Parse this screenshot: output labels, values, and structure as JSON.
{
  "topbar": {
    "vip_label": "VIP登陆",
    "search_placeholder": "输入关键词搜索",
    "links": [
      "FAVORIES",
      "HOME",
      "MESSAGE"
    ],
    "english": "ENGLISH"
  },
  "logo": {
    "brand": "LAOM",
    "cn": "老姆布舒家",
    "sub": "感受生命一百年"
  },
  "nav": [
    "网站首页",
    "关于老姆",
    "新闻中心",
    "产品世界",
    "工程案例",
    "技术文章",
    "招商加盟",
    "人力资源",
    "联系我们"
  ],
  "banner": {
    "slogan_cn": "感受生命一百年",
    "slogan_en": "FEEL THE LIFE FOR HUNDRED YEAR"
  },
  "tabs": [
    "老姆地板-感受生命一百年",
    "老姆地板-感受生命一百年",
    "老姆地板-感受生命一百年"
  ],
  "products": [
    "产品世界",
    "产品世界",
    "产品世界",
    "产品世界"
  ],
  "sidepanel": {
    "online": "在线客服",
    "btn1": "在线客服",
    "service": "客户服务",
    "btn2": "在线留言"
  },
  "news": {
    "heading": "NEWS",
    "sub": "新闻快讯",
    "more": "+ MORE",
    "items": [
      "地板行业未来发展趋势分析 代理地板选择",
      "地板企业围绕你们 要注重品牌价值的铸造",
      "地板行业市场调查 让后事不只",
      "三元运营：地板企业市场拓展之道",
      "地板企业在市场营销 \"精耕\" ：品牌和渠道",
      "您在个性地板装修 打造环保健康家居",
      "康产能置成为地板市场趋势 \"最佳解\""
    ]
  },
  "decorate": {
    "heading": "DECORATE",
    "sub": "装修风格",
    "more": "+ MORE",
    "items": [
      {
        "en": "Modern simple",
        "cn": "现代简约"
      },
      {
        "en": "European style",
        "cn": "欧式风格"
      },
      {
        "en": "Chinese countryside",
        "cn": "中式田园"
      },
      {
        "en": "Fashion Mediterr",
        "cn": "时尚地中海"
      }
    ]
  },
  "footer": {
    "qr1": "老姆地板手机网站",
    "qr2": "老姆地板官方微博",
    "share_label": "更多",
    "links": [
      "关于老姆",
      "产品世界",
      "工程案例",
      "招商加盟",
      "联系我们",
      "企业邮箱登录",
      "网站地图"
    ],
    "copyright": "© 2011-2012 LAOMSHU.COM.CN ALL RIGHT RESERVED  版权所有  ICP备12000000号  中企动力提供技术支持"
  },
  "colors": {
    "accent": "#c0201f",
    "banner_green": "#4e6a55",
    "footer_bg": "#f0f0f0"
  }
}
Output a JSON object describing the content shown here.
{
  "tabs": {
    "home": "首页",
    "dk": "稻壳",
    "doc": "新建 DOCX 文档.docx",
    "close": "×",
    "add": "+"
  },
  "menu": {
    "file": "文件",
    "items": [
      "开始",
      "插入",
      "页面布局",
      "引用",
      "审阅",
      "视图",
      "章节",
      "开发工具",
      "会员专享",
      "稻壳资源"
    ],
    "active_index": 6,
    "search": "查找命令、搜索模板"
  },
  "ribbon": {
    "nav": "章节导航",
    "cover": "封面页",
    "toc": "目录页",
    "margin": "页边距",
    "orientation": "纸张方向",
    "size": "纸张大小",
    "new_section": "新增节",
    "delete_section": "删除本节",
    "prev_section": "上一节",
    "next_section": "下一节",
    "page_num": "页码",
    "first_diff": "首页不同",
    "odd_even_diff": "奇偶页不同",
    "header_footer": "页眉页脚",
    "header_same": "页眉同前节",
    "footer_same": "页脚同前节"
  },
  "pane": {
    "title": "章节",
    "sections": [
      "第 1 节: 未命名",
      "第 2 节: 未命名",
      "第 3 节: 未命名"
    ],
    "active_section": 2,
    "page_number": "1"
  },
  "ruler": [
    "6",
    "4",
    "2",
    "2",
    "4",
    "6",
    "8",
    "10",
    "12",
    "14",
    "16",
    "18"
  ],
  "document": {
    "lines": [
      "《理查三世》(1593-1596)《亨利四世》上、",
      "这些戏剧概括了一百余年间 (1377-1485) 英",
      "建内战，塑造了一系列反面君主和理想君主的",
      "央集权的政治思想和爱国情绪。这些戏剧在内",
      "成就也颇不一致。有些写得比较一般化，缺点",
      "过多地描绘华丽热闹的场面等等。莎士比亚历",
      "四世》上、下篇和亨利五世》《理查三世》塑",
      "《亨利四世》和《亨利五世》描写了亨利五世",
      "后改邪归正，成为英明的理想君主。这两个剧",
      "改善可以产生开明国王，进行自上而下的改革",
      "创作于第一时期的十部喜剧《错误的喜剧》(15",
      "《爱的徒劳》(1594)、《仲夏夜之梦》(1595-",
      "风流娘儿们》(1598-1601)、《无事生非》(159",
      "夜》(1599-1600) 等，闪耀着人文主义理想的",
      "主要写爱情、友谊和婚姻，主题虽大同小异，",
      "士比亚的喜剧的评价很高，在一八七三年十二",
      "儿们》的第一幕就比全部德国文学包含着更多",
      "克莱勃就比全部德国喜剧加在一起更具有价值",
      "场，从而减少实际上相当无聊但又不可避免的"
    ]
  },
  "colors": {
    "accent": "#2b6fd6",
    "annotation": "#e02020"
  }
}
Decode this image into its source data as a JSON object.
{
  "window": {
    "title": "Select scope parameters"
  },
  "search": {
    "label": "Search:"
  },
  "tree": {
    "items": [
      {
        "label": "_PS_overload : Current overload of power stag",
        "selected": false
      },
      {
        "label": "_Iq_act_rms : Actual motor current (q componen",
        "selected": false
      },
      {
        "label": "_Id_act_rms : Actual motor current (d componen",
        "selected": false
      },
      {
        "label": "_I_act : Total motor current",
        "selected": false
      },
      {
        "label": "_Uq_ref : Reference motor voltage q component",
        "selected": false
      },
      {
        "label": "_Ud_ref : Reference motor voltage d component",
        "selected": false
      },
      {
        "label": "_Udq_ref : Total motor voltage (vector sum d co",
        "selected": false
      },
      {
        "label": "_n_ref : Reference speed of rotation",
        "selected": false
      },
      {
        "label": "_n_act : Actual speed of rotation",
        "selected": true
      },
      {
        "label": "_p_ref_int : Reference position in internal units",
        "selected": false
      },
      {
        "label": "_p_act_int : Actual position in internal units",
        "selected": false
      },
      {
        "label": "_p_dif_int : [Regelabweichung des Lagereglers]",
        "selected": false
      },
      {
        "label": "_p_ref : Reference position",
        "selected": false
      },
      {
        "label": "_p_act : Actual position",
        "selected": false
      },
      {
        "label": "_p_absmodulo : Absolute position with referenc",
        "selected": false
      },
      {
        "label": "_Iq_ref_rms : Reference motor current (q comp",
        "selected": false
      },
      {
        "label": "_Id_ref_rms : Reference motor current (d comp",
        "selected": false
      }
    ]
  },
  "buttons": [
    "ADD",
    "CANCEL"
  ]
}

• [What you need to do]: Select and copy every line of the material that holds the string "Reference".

• [Answer for the task]:
        "label": "_Uq_ref : Reference motor voltage q component",
        "label": "_Ud_ref : Reference motor voltage d component",
        "label": "_n_ref : Reference speed of rotation",
        "label": "_p_ref_int : Reference position in internal units",
        "label": "_p_ref : Reference position",
        "label": "_Iq_ref_rms : Reference motor current (q comp",
        "label": "_Id_ref_rms : Reference motor current (d comp",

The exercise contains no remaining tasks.